Billings_iStock_000013380754_LargeMontana remains a truly wild place – that’s why we love it here. Your pet (being a little wild, as well) likely loves nature, too, and the adventures waiting in the great backyard or beyond the fenceline. However, it’s always good to temper all that excitement with some caution. As we approach the long, lazy days of summer, we recommend the following summer pet safety tips to help you prepare – and protect your pet.

Abundant Sunshine

Pets adapt fairly well to seasonal changes, making it easy to forget all the potential risks associated with longer days and hotter temps. Always remember that your pet needs:

  • Lots of shade for your pet to cool down when it’s too hot
  • Comfortable places to rest
  • Extra amounts of fresh water
  • At home, it’s a great idea to thoroughly inspect your home’s window screens. Check for rips, tears, and overall security. Properly maintained screens can also help mitigate the risk of mosquito-borne illnesses, like heartworm disease.

    Cruisin’ Dangers

    On your way into the woods, please don’t allow your pet to ride untethered or without a harness. There are numerous dog safety products to protect against accidental injury.

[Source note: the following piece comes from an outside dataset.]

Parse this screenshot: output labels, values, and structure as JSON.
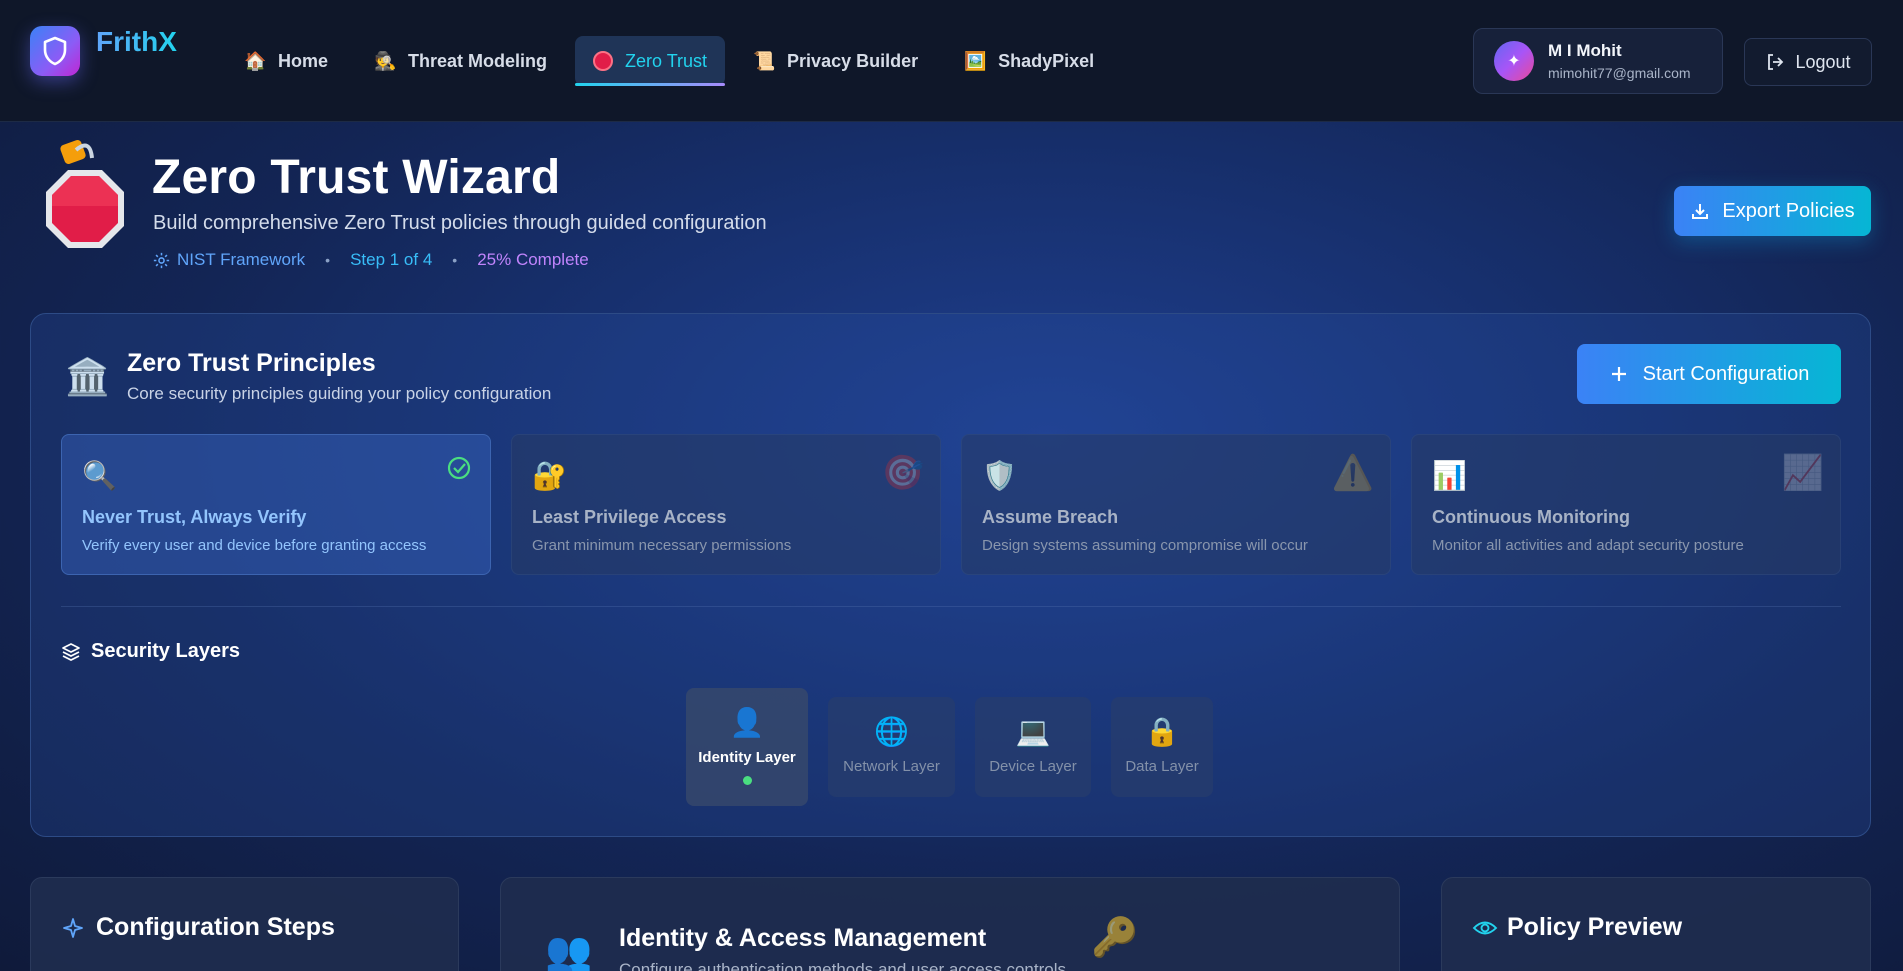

Dogs left to scramble around in the back of a pick-up are at risk of serious injury, as well as pups lapping up the fresh air (not to mention damaging, hurtling debris) through an open window.

    Lastly, never leave your pet alone inside your vehicle during the summer, due to dehydration and potential heat stroke. During summer’s peak, temperatures inside a parked car can quickly rise above 100-degrees, leaving a pet to suffer unnecessarily. If you suspect that your pet is suffering from heat stroke, watch for these symptoms:

  • Hyperventilation or uncontrollable panting
  • Rapid heartbeat
  • Staggering or collapse
  • Weakness
  • Pugs, Persian cats, and other brachycephalic, flat-facing pets may have heat-related health challenges that require keen observation skills and diligent intervention.

    Summer Pet Safety

    The following summer pet safety tips should also be considered:

  • Wildlife encounters – Among the variety of Montana’s fauna, wolves could pose a risk to your dog if you approach or are near the pack. Standing between your dog and an aggressive wolf, while not anyone’s cup of tea, may reduce an injury. However, do not actively engage in breaking up a fight between your dog and a wild animal.
  • UV Rays – Sure, haircuts can cool you down, but for your pet, his or her fur coat actually serves to insulate against the heat. Shaving your pet also exposes his or her sensitive skin to damaging UV rays. Increase brushing and general grooming habits at least once a week to relieve your pet’s skin and coat.
  • Parasites – Fleas and ticks can quickly become your worst nightmare during the summer months, when effective prevention should be at a peak. Direct your pet away from wooded, bushy areas, and inspect his or her entire body daily to reduce the risk of Lyme disease.
  • Fireworks – Before you go out and slap down a down payment on a load of fireworks, remember that fireworks contain dangerous chemicals, and, when lit, can injure or burn a pet. Additionally, as many pet owners can attest, animals react unpredictably to the loud noises set off by displays. Keep your pet indoors around Independence Day, check tags, and update microchip information, if necessary.
  • Parties – Whether you are camping or hosting a BBQ at home, keep your pet out of the trash, away from guests that offer food, and alcoholic drinks.
  • Rattlesnakes – If your adventures include high desert hiking, keep in mind our recommendation for the canine rattlesnake vaccine.
  • Get Out There!

    Get all you need to protect your pet this year, including heartworm testing, at your pet’s spring/summer wellness exam. We love hearing from you and hope you’ll let us know how we can help you with summer pet safety.